The World Bank, created around this period, gave loans to countries struggling financially. The Bank used its capital base in the reconstruction and development of countries affected by the world war.
Since the price of crude oil is denominated in US dollars, oil-exporting countries maintain pegging their currencies to the dollar. Developing countries, including China, also peg their currencies to the dollar or the euro (the best-known currency pegging).
Over the last 100 years, there have been many attempts to have a fixed exchange rate. The Bretton Woods agreement and the Marshall plan of 1950 are popular examples of attempts to peg currencies to gold as the standard.
The immediate post-recovery of Germany and Japan after the war made it difficult to maintain the exchange rates pegged to the US Dollars. It was thereby ascertained that the Breton Woods Accord was to be vulnerable.
Bretton Woods Accord II 12Tradepro. (bpt) Automated Trading System
Differing rates of inflation and the swinging of US trade balance from surplus to deficit further complicated matters. In 1968, the IMF tried to head off the inevitable crisis by creating a supranational currency denominated in gold and constant currencies.

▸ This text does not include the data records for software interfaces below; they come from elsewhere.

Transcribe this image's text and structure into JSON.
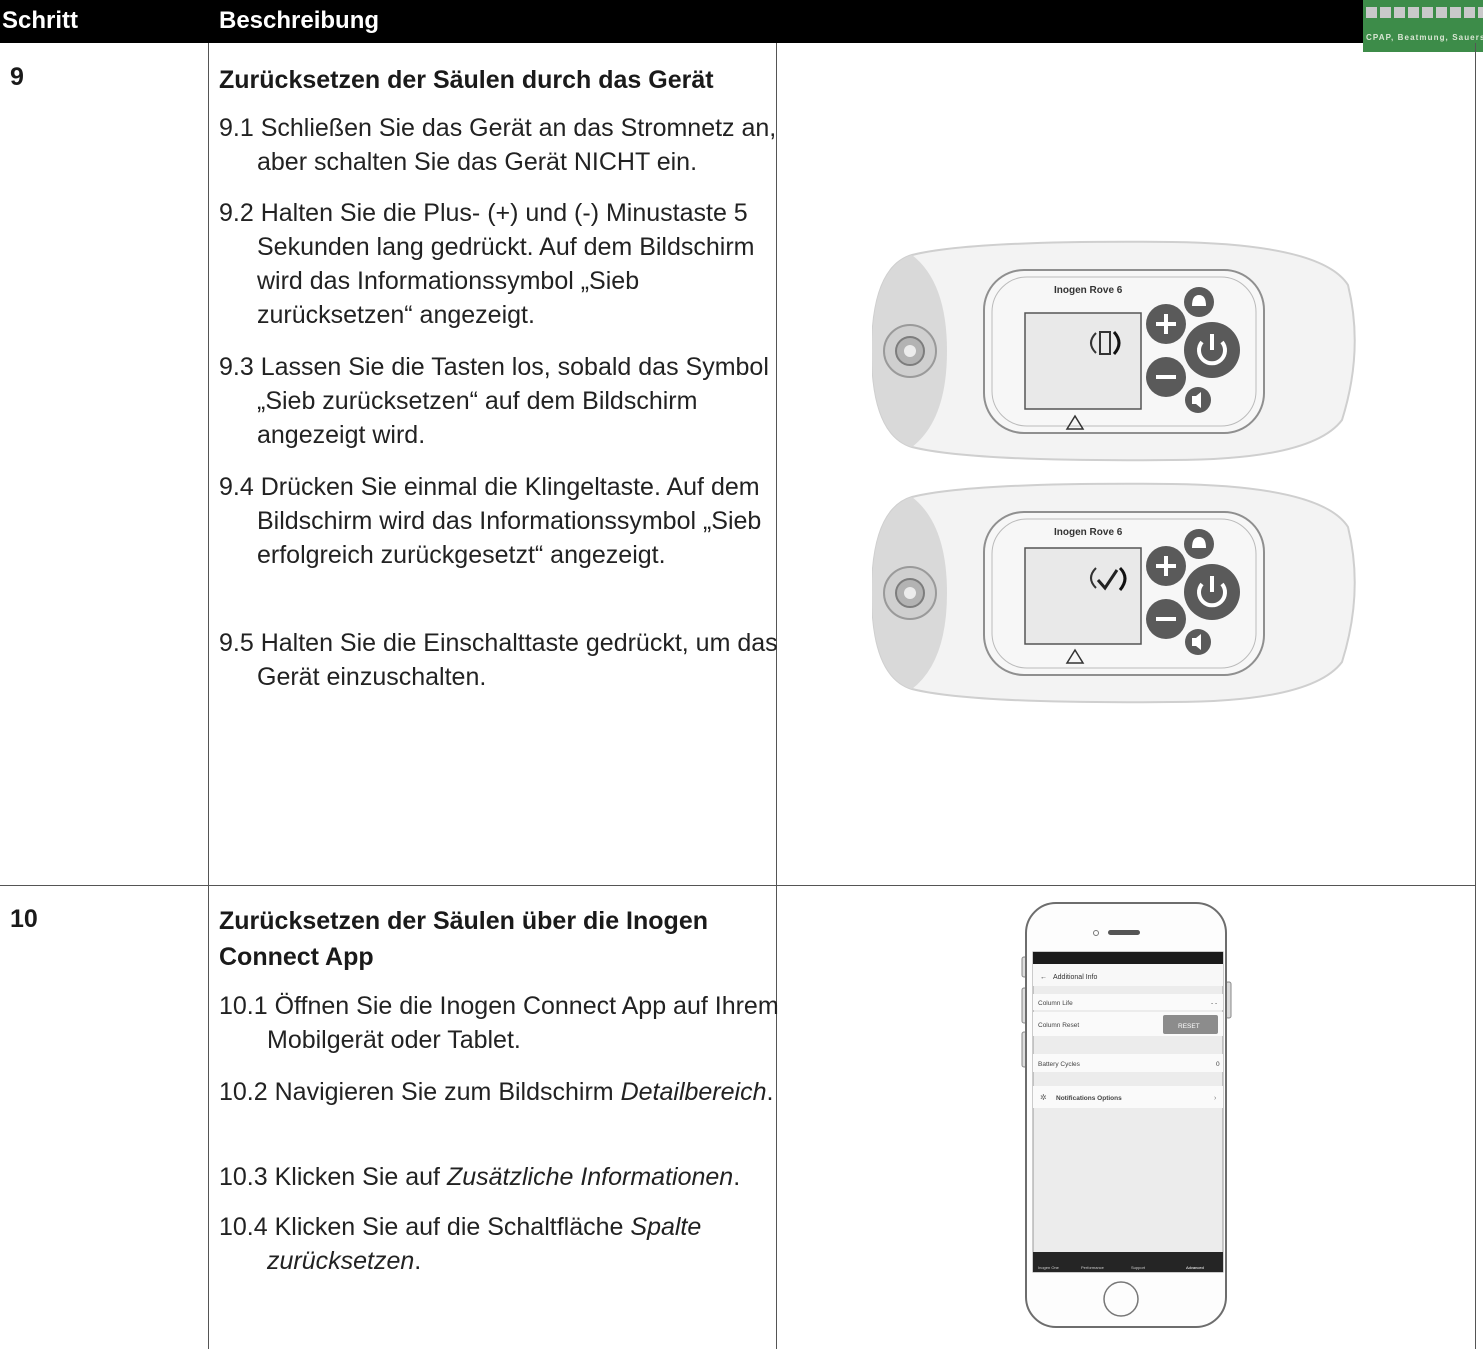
{
  "header": {
    "col_step": "Schritt",
    "col_desc": "Beschreibung"
  },
  "logo": {
    "tagline": "CPAP, Beatmung, Sauerstoff, Zu"
  },
  "steps": [
    {
      "number": "9",
      "title": "Zurücksetzen der Säulen durch das Gerät",
      "items": [
        {
          "prefix": "9.1 ",
          "text": "Schließen Sie das Gerät an das Stromnetz an, aber schalten Sie das Gerät NICHT ein."
        },
        {
          "prefix": "9.2 ",
          "text": "Halten Sie die Plus- (+) und (-) Minustaste 5 Sekunden lang gedrückt. Auf dem Bildschirm wird das Informationssymbol „Sieb zurücksetzen“ angezeigt."
        },
        {
          "prefix": "9.3 ",
          "text": "Lassen Sie die Tasten los, sobald das Symbol „Sieb zurücksetzen“ auf dem Bildschirm angezeigt wird."
        },
        {
          "prefix": "9.4 ",
          "text": "Drücken Sie einmal die Klingeltaste. Auf dem Bildschirm wird das Informationssymbol „Sieb erfolgreich zurückgesetzt“ angezeigt."
        },
        {
          "prefix": "9.5 ",
          "text": "Halten Sie die Einschalttaste gedrückt, um das Gerät einzuschalten."
        }
      ],
      "device_label": "Inogen Rove 6"
    },
    {
      "number": "10",
      "title": "Zurücksetzen der Säulen über die Inogen Connect App",
      "items": [
        {
          "prefix": "10.1 ",
          "text": "Öffnen Sie die Inogen Connect App auf Ihrem Mobilgerät oder Tablet."
        },
        {
          "prefix": "10.2 ",
          "text": "Navigieren Sie zum Bildschirm",
          "em": "Detailbereich",
          "after": "."
        },
        {
          "prefix": "10.3 ",
          "text": "Klicken Sie auf",
          "em": "Zusätzliche Informationen",
          "after": "."
        },
        {
          "prefix": "10.4 ",
          "text": "Klicken Sie auf die Schaltfläche",
          "em": "Spalte zurücksetzen",
          "after": "."
        }
      ]
    }
  ],
  "phone_app": {
    "screen_title": "Additional Info",
    "column_life_label": "Column Life",
    "column_life_value": "- -",
    "column_reset_label": "Column Reset",
    "reset_button": "RESET",
    "battery_cycles_label": "Battery Cycles",
    "battery_cycles_value": "0",
    "notifications_label": "Notifications Options",
    "tabs": [
      "Inogen One",
      "Performance",
      "Support",
      "Advanced"
    ]
  }
}
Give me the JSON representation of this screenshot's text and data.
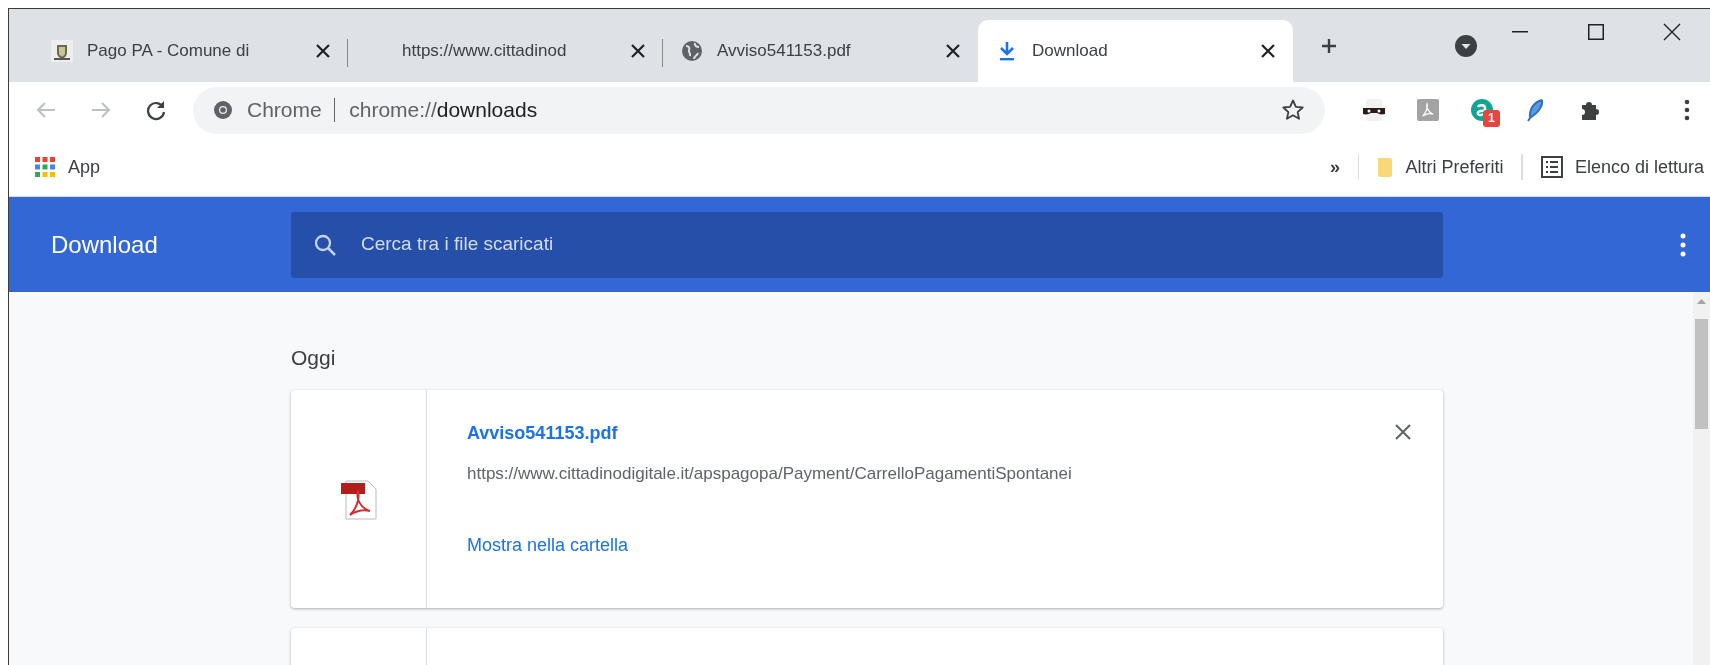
{
  "tabs": [
    {
      "kind": "crest",
      "title": "Pago PA - Comune di",
      "selected": false
    },
    {
      "kind": "none",
      "title": "https://www.cittadinod",
      "selected": false
    },
    {
      "kind": "globe",
      "title": "Avviso541153.pdf",
      "selected": false
    },
    {
      "kind": "download",
      "title": "Download",
      "selected": true
    }
  ],
  "omnibox": {
    "site": "Chrome",
    "url_prefix": "chrome://",
    "url_path": "downloads"
  },
  "extensions": [
    {
      "kind": "mask"
    },
    {
      "kind": "pdf"
    },
    {
      "kind": "letter",
      "badge": "1"
    },
    {
      "kind": "feather"
    },
    {
      "kind": "puzzle"
    }
  ],
  "bookmarks_bar": {
    "apps": "App",
    "overflow": "»",
    "items": [
      {
        "kind": "folder",
        "label": "Altri Preferiti"
      },
      {
        "kind": "list",
        "label": "Elenco di lettura"
      }
    ]
  },
  "page": {
    "title": "Download",
    "search": {
      "placeholder": "Cerca tra i file scaricati"
    },
    "section": "Oggi",
    "downloads": [
      {
        "file": "Avviso541153.pdf",
        "source": "https://www.cittadinodigitale.it/apspagopa/Payment/CarrelloPagamentiSpontanei",
        "action": "Mostra nella cartella"
      }
    ]
  }
}
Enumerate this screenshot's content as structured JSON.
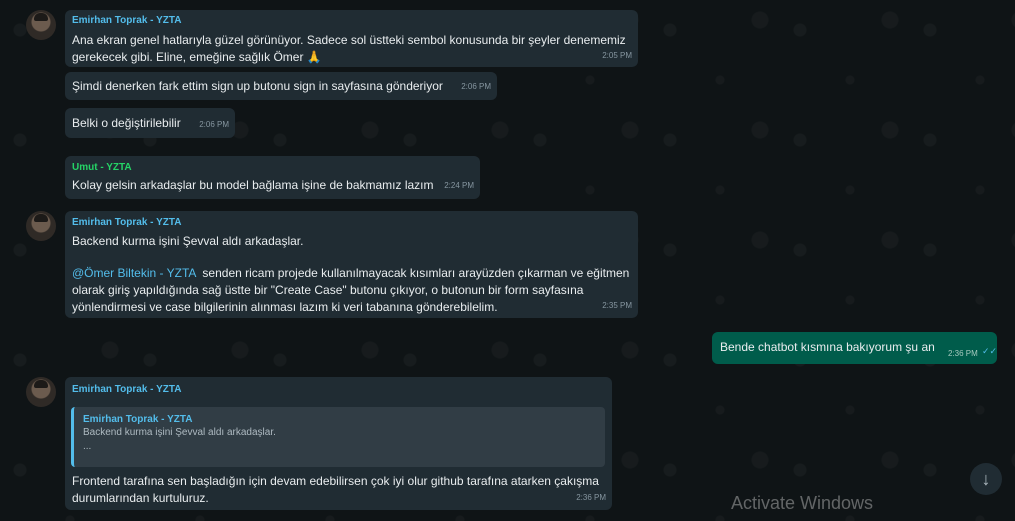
{
  "messages": [
    {
      "sender": "Emirhan Toprak - YZTA",
      "text": "Ana ekran genel hatlarıyla güzel görünüyor. Sadece sol üstteki sembol konusunda bir şeyler denememiz\ngerekecek gibi. Eline, emeğine sağlık Ömer 🙏",
      "time": "2:05 PM"
    },
    {
      "text": "Şimdi denerken fark ettim sign up butonu sign in sayfasına gönderiyor",
      "time": "2:06 PM"
    },
    {
      "text": "Belki o değiştirilebilir",
      "time": "2:06 PM"
    },
    {
      "sender": "Umut - YZTA",
      "text": "Kolay gelsin arkadaşlar bu model bağlama işine de bakmamız lazım",
      "time": "2:24 PM"
    },
    {
      "sender": "Emirhan Toprak - YZTA",
      "text_line1": "Backend kurma işini Şevval aldı arkadaşlar.",
      "mention": "@Ömer Biltekin - YZTA",
      "text_rest": "  senden ricam projede kullanılmayacak kısımları arayüzden çıkarman ve eğitmen\nolarak giriş yapıldığında sağ üstte bir \"Create Case\" butonu çıkıyor, o butonun bir form sayfasına\nyönlendirmesi ve case bilgilerinin alınması lazım ki veri tabanına gönderebilelim.",
      "time": "2:35 PM"
    },
    {
      "text": "Bende chatbot kısmına bakıyorum şu an",
      "time": "2:36 PM",
      "status": "✓✓"
    },
    {
      "sender": "Emirhan Toprak - YZTA",
      "quote_author": "Emirhan Toprak - YZTA",
      "quote_text": "Backend kurma işini Şevval aldı arkadaşlar.\n...",
      "text": "Frontend tarafına sen başladığın için devam edebilirsen çok iyi olur github tarafına atarken çakışma\ndurumlarından kurtuluruz.",
      "time": "2:36 PM"
    }
  ],
  "watermark": "Activate Windows",
  "scroll_icon": "↓"
}
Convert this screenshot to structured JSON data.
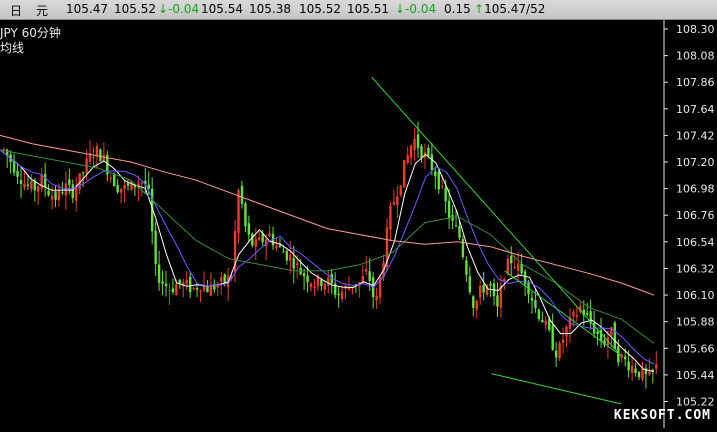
{
  "header": {
    "label_day": "日",
    "label_yuan": "元",
    "v1": "105.47",
    "v2": "105.52",
    "change": "-0.04",
    "v3": "105.54",
    "v4": "105.38",
    "v5": "105.52",
    "v6": "105.51",
    "change2": "-0.04",
    "v7": "0.15",
    "ratio": "105.47/52"
  },
  "caption": {
    "symbol_period": "JPY   60分钟",
    "line2": "均线"
  },
  "watermark": "KEKSOFT.COM",
  "colors": {
    "up": "#e83c2c",
    "down": "#64e03c",
    "ma_short": "#ffffff",
    "ma_mid": "#6a5cff",
    "ma_long": "#3a8a3a",
    "ma_longest": "#ff9a9a",
    "trendline": "#3ad23a",
    "axis": "#e8e8e8"
  },
  "chart_data": {
    "type": "candlestick",
    "title": "",
    "ylim": [
      105.1,
      108.3
    ],
    "y_ticks": [
      "108.30",
      "108.08",
      "107.86",
      "107.64",
      "107.42",
      "107.20",
      "106.98",
      "106.76",
      "106.54",
      "106.32",
      "106.10",
      "105.88",
      "105.66",
      "105.44",
      "105.22"
    ],
    "grid": false,
    "series": [
      {
        "kind": "price_path",
        "values": [
          107.3,
          107.2,
          107.1,
          107.0,
          106.98,
          107.05,
          106.95,
          106.9,
          107.0,
          106.95,
          107.05,
          107.2,
          107.3,
          107.25,
          107.1,
          107.0,
          106.98,
          107.0,
          107.05,
          107.0,
          106.3,
          106.2,
          106.15,
          106.2,
          106.18,
          106.15,
          106.2,
          106.15,
          106.18,
          106.2,
          106.25,
          107.0,
          106.6,
          106.5,
          106.55,
          106.6,
          106.5,
          106.45,
          106.4,
          106.3,
          106.25,
          106.2,
          106.22,
          106.2,
          106.1,
          106.15,
          106.2,
          106.2,
          106.3,
          106.0,
          106.4,
          106.8,
          107.0,
          107.2,
          107.4,
          107.3,
          107.2,
          107.1,
          106.9,
          106.7,
          106.6,
          106.3,
          106.0,
          106.15,
          106.2,
          105.95,
          106.3,
          106.4,
          106.3,
          106.2,
          106.0,
          105.9,
          105.75,
          105.6,
          105.8,
          105.9,
          106.0,
          105.9,
          105.8,
          105.7,
          105.8,
          105.6,
          105.55,
          105.5,
          105.45,
          105.4,
          105.5
        ]
      },
      {
        "kind": "ma_longest",
        "values": [
          107.42,
          107.35,
          107.3,
          107.25,
          107.2,
          107.12,
          107.05,
          106.95,
          106.85,
          106.75,
          106.65,
          106.6,
          106.55,
          106.52,
          106.54,
          106.5,
          106.42,
          106.35,
          106.28,
          106.2,
          106.1
        ]
      },
      {
        "kind": "ma_long",
        "values": [
          107.3,
          107.25,
          107.2,
          107.15,
          107.05,
          106.8,
          106.55,
          106.4,
          106.35,
          106.3,
          106.3,
          106.35,
          106.45,
          106.7,
          106.75,
          106.6,
          106.35,
          106.2,
          106.0,
          105.9,
          105.7
        ]
      }
    ],
    "trendlines": [
      {
        "from": [
          0.56,
          107.9
        ],
        "to": [
          0.92,
          105.6
        ]
      },
      {
        "from": [
          0.74,
          105.45
        ],
        "to": [
          0.92,
          105.2
        ]
      },
      {
        "from": [
          0.76,
          106.3
        ],
        "to": [
          0.92,
          105.6
        ]
      }
    ]
  }
}
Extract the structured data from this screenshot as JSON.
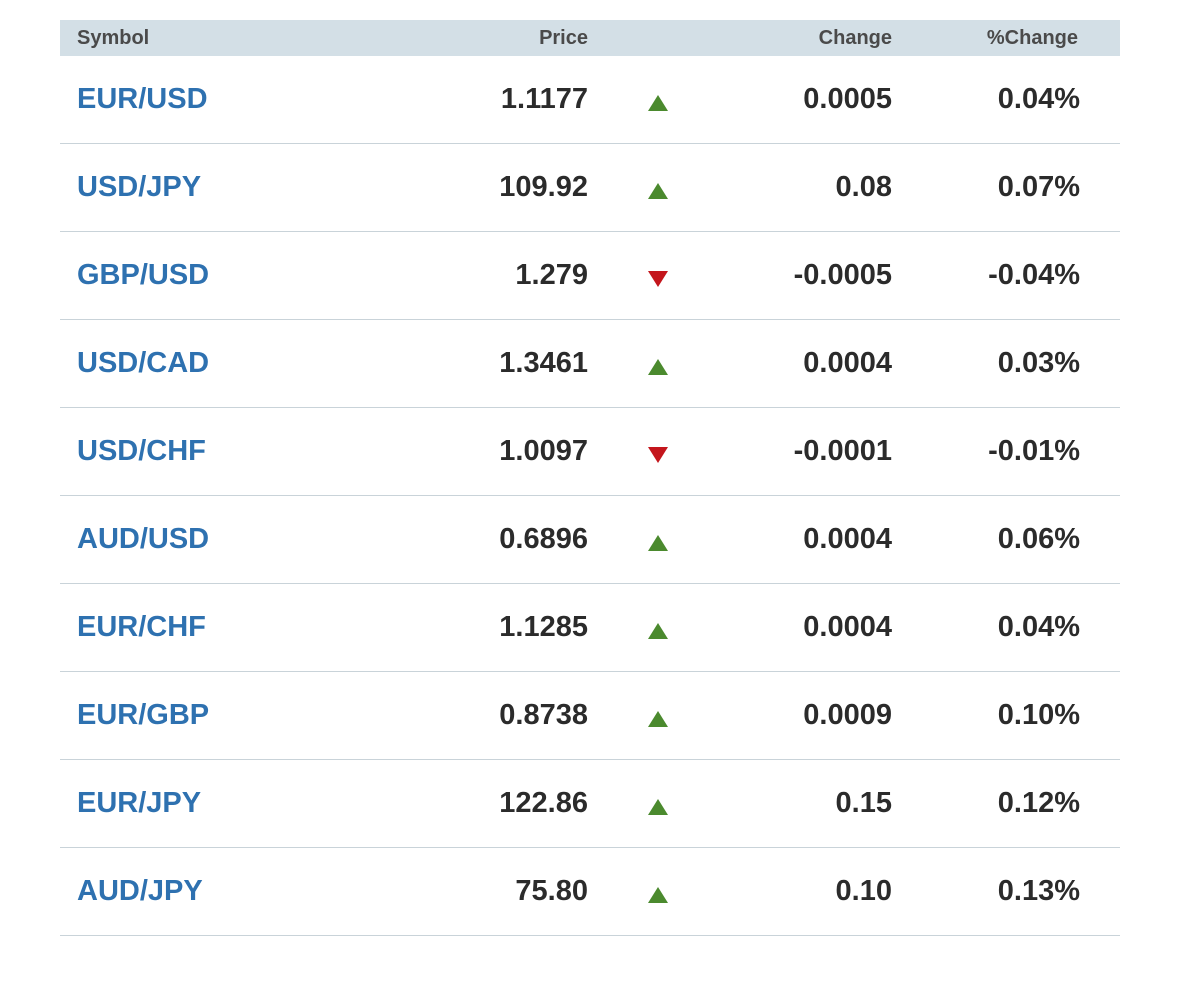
{
  "colors": {
    "header_bg": "#d3dfe6",
    "symbol_link": "#2e71b0",
    "up": "#4b8a2e",
    "down": "#c4161c"
  },
  "table": {
    "headers": {
      "symbol": "Symbol",
      "price": "Price",
      "change": "Change",
      "pct_change": "%Change"
    },
    "rows": [
      {
        "symbol": "EUR/USD",
        "price": "1.1177",
        "direction": "up",
        "change": "0.0005",
        "pct_change": "0.04%"
      },
      {
        "symbol": "USD/JPY",
        "price": "109.92",
        "direction": "up",
        "change": "0.08",
        "pct_change": "0.07%"
      },
      {
        "symbol": "GBP/USD",
        "price": "1.279",
        "direction": "down",
        "change": "-0.0005",
        "pct_change": "-0.04%"
      },
      {
        "symbol": "USD/CAD",
        "price": "1.3461",
        "direction": "up",
        "change": "0.0004",
        "pct_change": "0.03%"
      },
      {
        "symbol": "USD/CHF",
        "price": "1.0097",
        "direction": "down",
        "change": "-0.0001",
        "pct_change": "-0.01%"
      },
      {
        "symbol": "AUD/USD",
        "price": "0.6896",
        "direction": "up",
        "change": "0.0004",
        "pct_change": "0.06%"
      },
      {
        "symbol": "EUR/CHF",
        "price": "1.1285",
        "direction": "up",
        "change": "0.0004",
        "pct_change": "0.04%"
      },
      {
        "symbol": "EUR/GBP",
        "price": "0.8738",
        "direction": "up",
        "change": "0.0009",
        "pct_change": "0.10%"
      },
      {
        "symbol": "EUR/JPY",
        "price": "122.86",
        "direction": "up",
        "change": "0.15",
        "pct_change": "0.12%"
      },
      {
        "symbol": "AUD/JPY",
        "price": "75.80",
        "direction": "up",
        "change": "0.10",
        "pct_change": "0.13%"
      }
    ]
  }
}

A few years later, due to the system failing to stabilize the economy. The US Dollar was overvalued relative to the price of gold. President Nixon limited the dollar convertibility so it would not be exchanged directly for gold. This was an essential milestone in the history of the United States, as there was increased faith in the government.
It soon became impossible to make a currency peg at any level. In 1973, the Breton Wood Accord was terminated, and the “Breton Wood II” system was created.
This new system allowed the currencies to float freely against each other according to market forces. The Fiat Currency era began a few years later due to the normalcy of the currencies floating against one another. Informal currency pegging didn’t die out completely, though.
The Bank of England continued pegging the pound to the Deutsche Mark until 1992 until speculators forced it to dismantle the peg.
History of Futures Trading 12Tradepro. (bpt) Automated Trading System
Japan feudal landowners during the Tokugawa era established the futures market. During this era, named Yodoya dominated the rice trade in the city of Edo(now Tokyo). Other merchants meet in his house to negotiate and share information. Prices negotiated in Yodoya’s house became the established prices; this is the first commodity exchange in Japan in 1650. The rice exchange became known as the Dojima market after Yodiya moved to the district of Dojima. Only trading in futures was allowed.
The Japanese government halted the exchange market after the Marco Polo bridge incident in 1937 but revived it in 1950 during the Renaissance period. The government passed an exchange act, and the Japanese traders founded the Osaka Chemical Fiber Exchange under this act.
In 1960, twenty exchange markets were operating, dealing in fibers, dried cocoons, silk, sugar, grain, and sea products.
In conclusion, the Bretton Wood II system will still be in use shortly. Countries might want consolidated currencies in places like Africa and Asia, but they would be unlikely to bring back the Gold standard.